● TASK PROMPT
Return every line of the data that contains the string "selected".
***** RECORDS FOR THE EXERCISE *****
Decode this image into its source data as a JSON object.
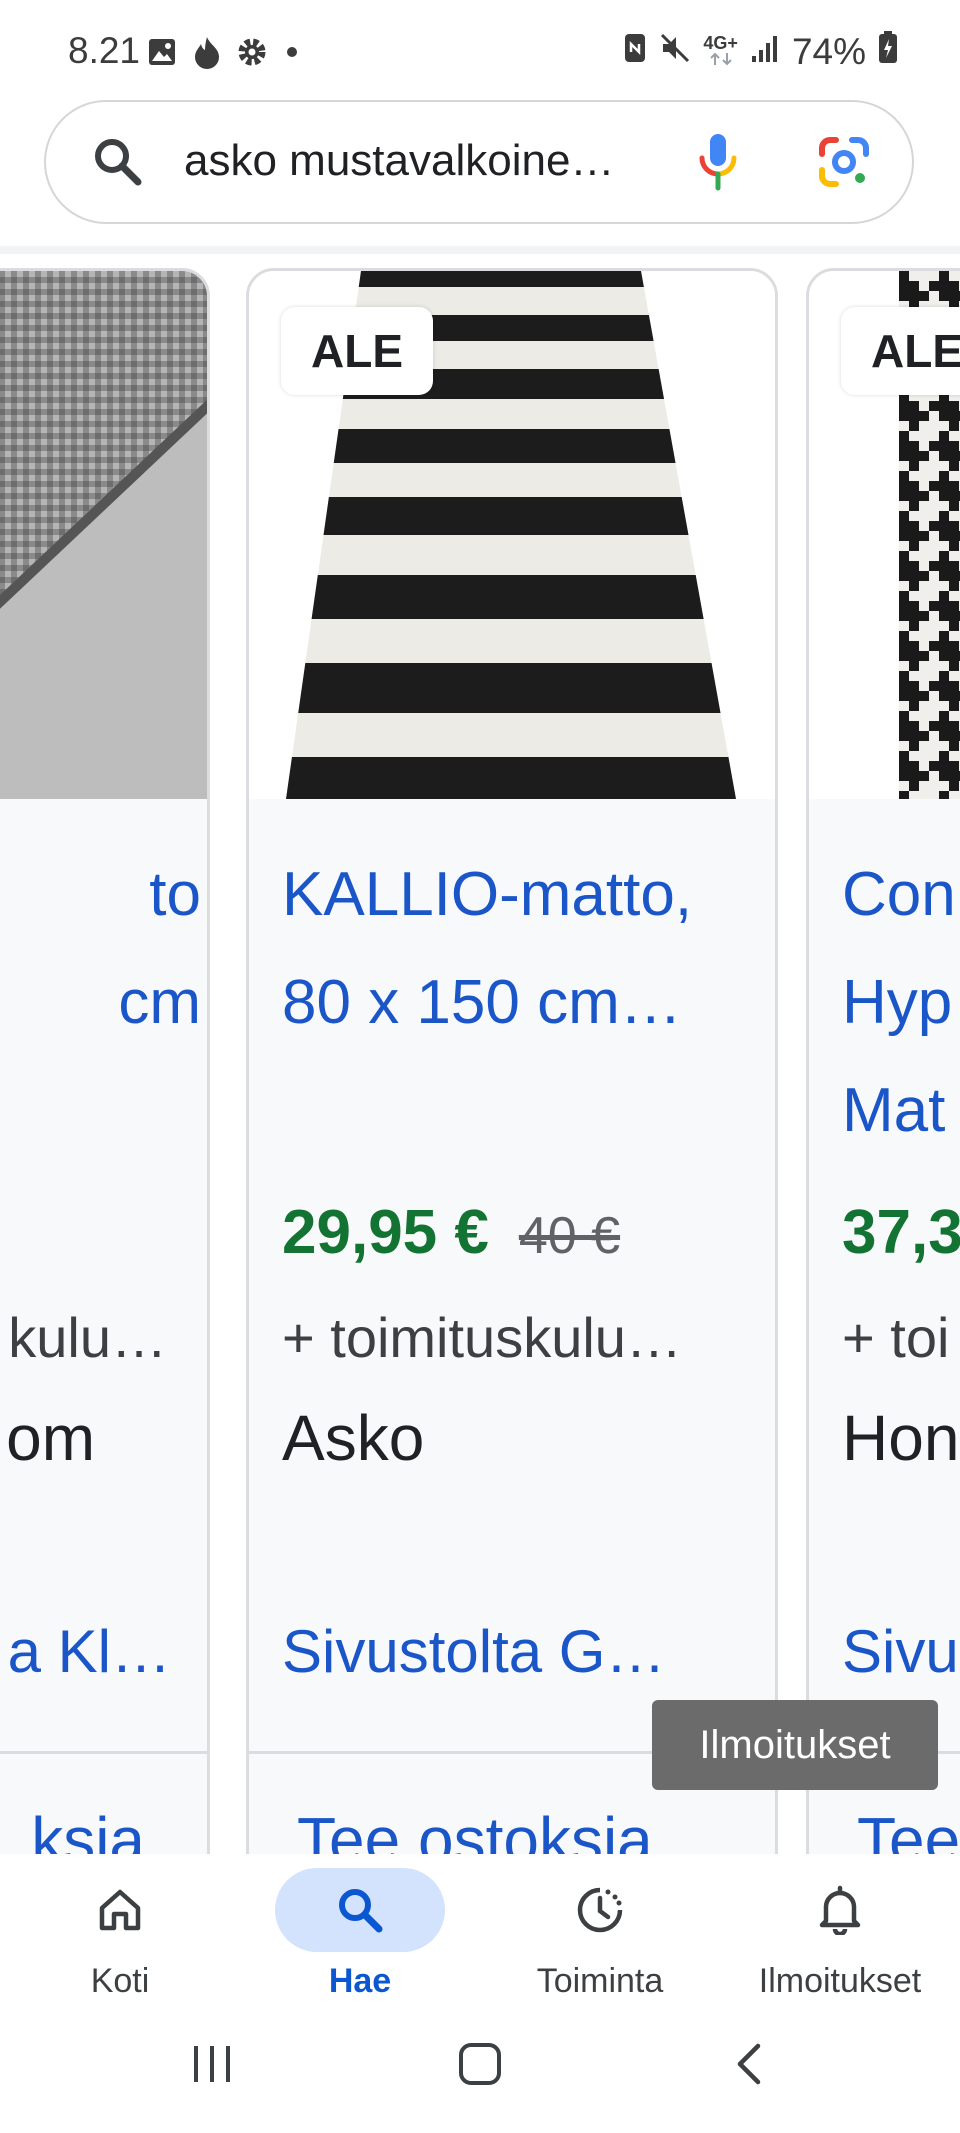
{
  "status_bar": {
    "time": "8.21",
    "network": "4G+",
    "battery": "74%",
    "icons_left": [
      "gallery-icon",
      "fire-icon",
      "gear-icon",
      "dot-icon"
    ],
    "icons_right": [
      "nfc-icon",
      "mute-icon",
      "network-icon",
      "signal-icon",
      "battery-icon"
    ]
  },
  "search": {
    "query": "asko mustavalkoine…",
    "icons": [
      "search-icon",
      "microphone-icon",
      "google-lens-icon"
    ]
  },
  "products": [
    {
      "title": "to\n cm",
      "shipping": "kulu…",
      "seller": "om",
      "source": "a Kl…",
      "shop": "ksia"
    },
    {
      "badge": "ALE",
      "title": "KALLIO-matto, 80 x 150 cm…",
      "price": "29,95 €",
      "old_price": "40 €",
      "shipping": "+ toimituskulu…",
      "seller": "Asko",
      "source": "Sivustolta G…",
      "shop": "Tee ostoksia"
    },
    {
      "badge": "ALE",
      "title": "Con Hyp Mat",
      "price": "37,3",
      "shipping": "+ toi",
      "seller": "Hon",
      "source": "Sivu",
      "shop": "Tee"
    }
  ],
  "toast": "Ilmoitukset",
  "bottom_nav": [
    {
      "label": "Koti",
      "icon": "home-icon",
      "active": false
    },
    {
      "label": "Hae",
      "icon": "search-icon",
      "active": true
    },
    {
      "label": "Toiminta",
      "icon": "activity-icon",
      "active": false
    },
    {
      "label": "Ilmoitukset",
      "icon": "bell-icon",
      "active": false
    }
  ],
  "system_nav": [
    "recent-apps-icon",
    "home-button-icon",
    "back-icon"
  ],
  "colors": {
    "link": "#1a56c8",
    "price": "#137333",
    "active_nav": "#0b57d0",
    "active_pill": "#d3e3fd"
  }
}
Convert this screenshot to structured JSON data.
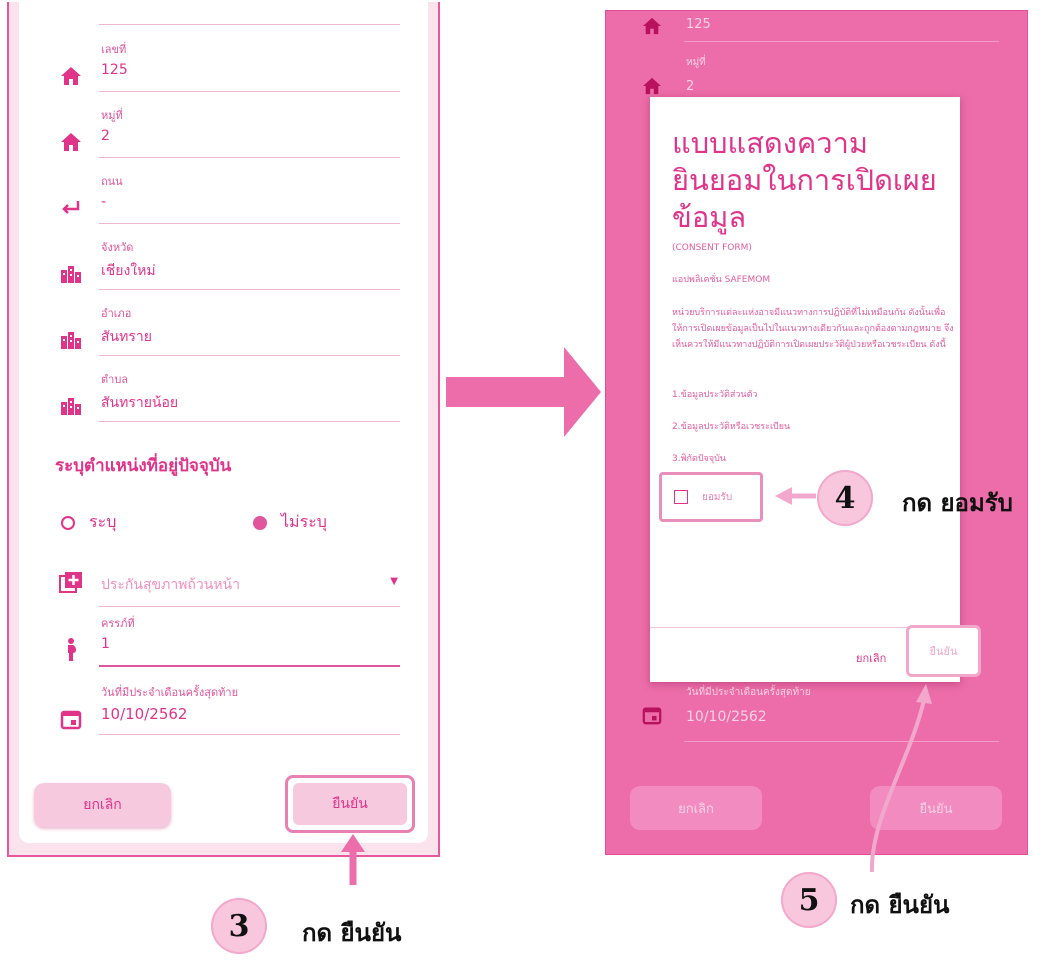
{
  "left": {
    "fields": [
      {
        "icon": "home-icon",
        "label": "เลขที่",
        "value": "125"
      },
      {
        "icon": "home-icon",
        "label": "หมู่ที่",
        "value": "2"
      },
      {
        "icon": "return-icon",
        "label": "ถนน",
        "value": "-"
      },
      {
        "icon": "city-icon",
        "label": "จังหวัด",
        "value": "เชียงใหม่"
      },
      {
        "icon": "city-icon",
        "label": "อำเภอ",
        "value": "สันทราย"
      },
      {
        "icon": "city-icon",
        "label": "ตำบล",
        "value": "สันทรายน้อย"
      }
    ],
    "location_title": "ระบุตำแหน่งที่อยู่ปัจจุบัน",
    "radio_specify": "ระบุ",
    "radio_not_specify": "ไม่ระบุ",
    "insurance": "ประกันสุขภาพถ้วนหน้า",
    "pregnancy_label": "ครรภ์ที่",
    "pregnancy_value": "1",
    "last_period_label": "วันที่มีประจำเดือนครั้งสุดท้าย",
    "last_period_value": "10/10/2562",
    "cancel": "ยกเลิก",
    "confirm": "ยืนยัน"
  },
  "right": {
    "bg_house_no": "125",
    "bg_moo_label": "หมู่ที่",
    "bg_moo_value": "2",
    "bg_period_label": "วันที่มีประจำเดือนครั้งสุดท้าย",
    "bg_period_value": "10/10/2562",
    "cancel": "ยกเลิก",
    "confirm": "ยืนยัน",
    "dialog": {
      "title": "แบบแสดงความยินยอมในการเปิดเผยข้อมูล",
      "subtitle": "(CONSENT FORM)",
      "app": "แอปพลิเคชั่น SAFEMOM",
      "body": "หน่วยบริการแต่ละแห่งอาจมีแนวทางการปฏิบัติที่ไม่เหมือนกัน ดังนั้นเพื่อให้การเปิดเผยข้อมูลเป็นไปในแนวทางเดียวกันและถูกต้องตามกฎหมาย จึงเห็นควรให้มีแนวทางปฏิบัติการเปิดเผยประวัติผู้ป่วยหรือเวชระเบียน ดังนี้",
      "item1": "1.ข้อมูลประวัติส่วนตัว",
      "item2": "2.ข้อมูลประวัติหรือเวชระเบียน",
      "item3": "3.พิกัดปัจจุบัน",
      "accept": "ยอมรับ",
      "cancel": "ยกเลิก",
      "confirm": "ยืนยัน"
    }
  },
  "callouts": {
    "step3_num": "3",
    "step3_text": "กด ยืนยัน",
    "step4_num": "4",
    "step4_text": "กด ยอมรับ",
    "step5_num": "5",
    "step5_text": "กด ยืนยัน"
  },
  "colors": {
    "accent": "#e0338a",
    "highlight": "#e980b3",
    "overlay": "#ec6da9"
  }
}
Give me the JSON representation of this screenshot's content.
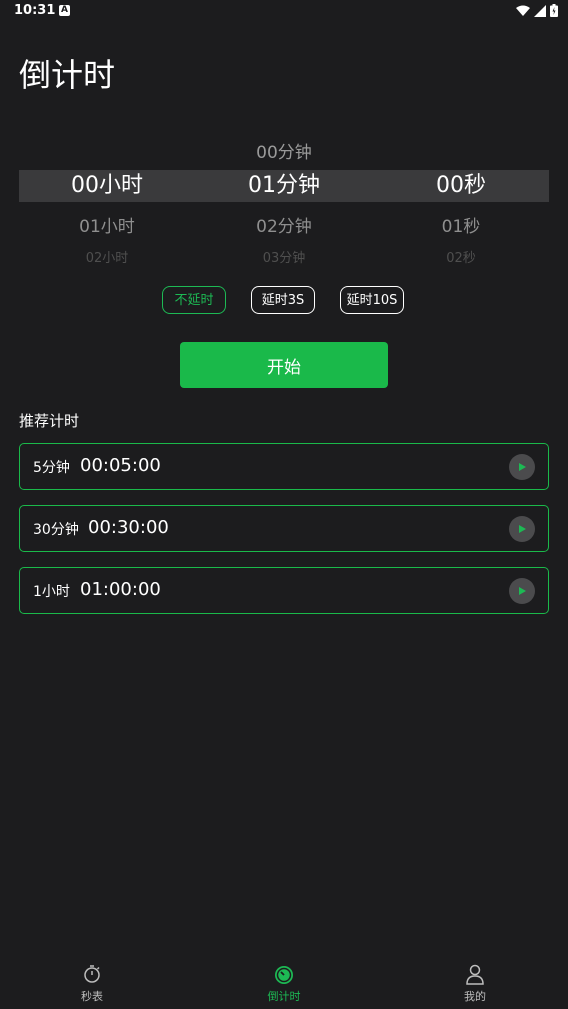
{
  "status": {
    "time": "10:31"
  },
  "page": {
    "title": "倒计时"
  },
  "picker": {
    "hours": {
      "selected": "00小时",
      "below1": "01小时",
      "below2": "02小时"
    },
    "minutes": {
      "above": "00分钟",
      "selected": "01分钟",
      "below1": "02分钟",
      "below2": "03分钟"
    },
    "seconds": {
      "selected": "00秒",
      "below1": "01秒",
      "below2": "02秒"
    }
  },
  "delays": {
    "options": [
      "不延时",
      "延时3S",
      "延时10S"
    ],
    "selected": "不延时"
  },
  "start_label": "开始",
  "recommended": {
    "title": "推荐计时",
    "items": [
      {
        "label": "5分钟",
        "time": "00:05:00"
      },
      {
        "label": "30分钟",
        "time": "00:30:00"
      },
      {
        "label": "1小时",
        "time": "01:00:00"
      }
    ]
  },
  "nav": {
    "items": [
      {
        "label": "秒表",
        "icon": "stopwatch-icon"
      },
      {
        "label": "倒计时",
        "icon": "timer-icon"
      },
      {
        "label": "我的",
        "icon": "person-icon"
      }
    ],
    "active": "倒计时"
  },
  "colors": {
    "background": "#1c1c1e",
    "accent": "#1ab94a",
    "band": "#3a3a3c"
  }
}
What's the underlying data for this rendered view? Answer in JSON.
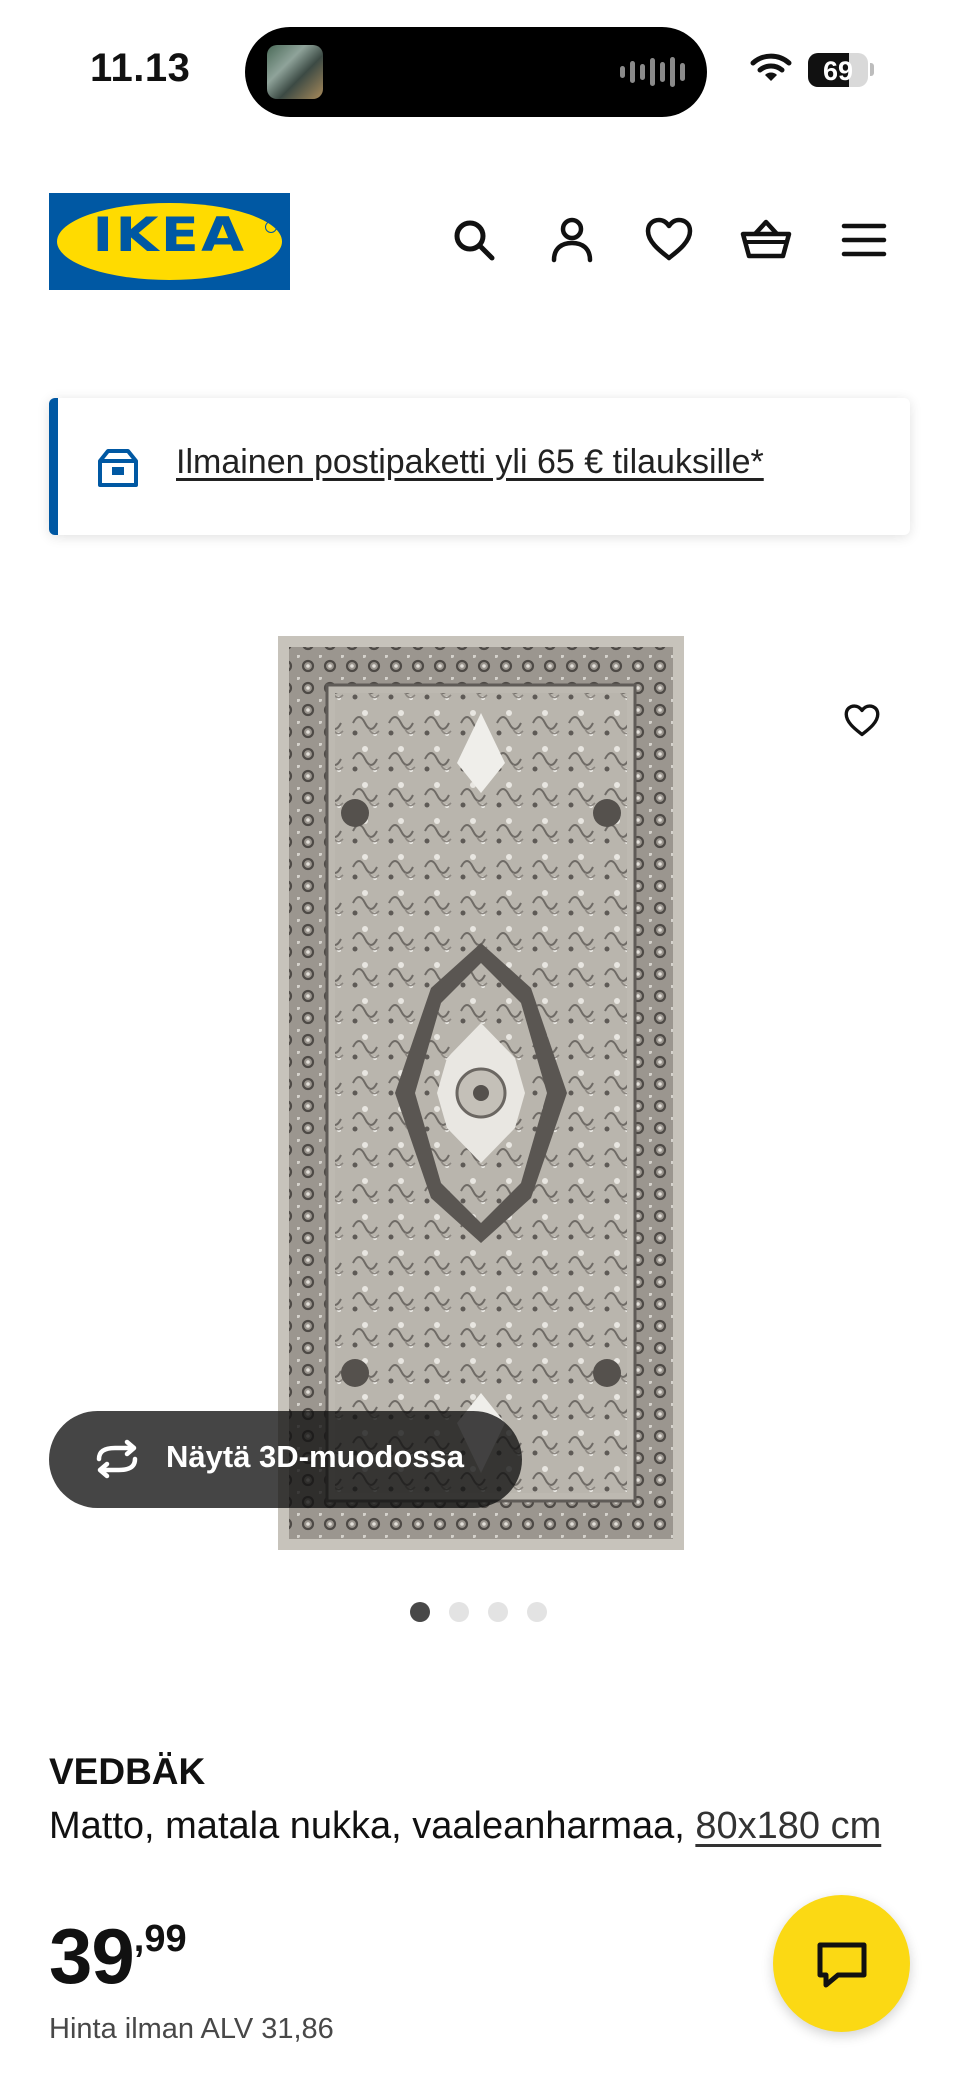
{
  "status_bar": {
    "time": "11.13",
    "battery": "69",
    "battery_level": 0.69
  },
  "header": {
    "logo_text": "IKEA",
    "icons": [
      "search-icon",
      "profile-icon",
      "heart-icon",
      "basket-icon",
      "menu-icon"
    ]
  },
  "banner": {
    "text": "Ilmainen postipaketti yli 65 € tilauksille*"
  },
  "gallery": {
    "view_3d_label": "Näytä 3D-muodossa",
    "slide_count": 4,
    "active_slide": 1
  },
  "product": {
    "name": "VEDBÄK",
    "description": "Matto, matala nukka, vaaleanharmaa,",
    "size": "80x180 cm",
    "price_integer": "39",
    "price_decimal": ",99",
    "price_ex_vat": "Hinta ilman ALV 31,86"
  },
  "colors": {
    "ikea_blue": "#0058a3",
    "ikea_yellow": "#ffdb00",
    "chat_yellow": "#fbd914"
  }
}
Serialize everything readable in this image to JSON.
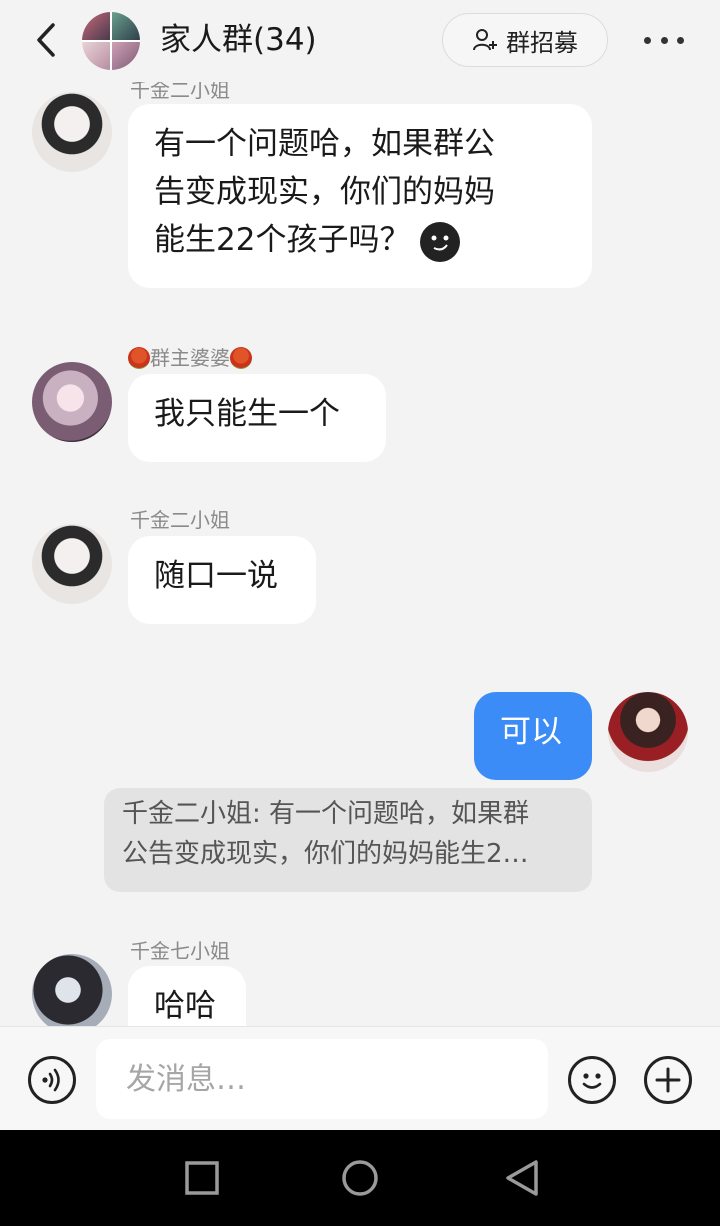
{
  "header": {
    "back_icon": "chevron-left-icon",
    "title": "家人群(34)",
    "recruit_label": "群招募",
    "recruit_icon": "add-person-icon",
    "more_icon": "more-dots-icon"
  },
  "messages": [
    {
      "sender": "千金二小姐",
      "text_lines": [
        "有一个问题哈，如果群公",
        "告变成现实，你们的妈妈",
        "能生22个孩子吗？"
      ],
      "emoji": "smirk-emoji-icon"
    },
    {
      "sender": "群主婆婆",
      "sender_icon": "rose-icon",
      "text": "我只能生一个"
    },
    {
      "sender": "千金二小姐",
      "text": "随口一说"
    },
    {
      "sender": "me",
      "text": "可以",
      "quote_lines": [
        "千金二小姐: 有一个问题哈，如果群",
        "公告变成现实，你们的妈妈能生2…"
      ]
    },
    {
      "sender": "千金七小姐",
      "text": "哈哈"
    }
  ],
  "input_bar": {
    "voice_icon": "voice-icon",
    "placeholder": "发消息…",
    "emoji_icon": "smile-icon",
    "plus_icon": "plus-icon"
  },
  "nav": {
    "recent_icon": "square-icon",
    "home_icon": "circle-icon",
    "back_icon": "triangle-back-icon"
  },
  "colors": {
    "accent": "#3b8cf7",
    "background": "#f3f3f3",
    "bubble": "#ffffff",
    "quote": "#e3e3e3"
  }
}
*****
● RESPONSE AREA
      "selected": "00小时",
      "selected": "01分钟",
      "selected": "00秒",
    "selected": "不延时"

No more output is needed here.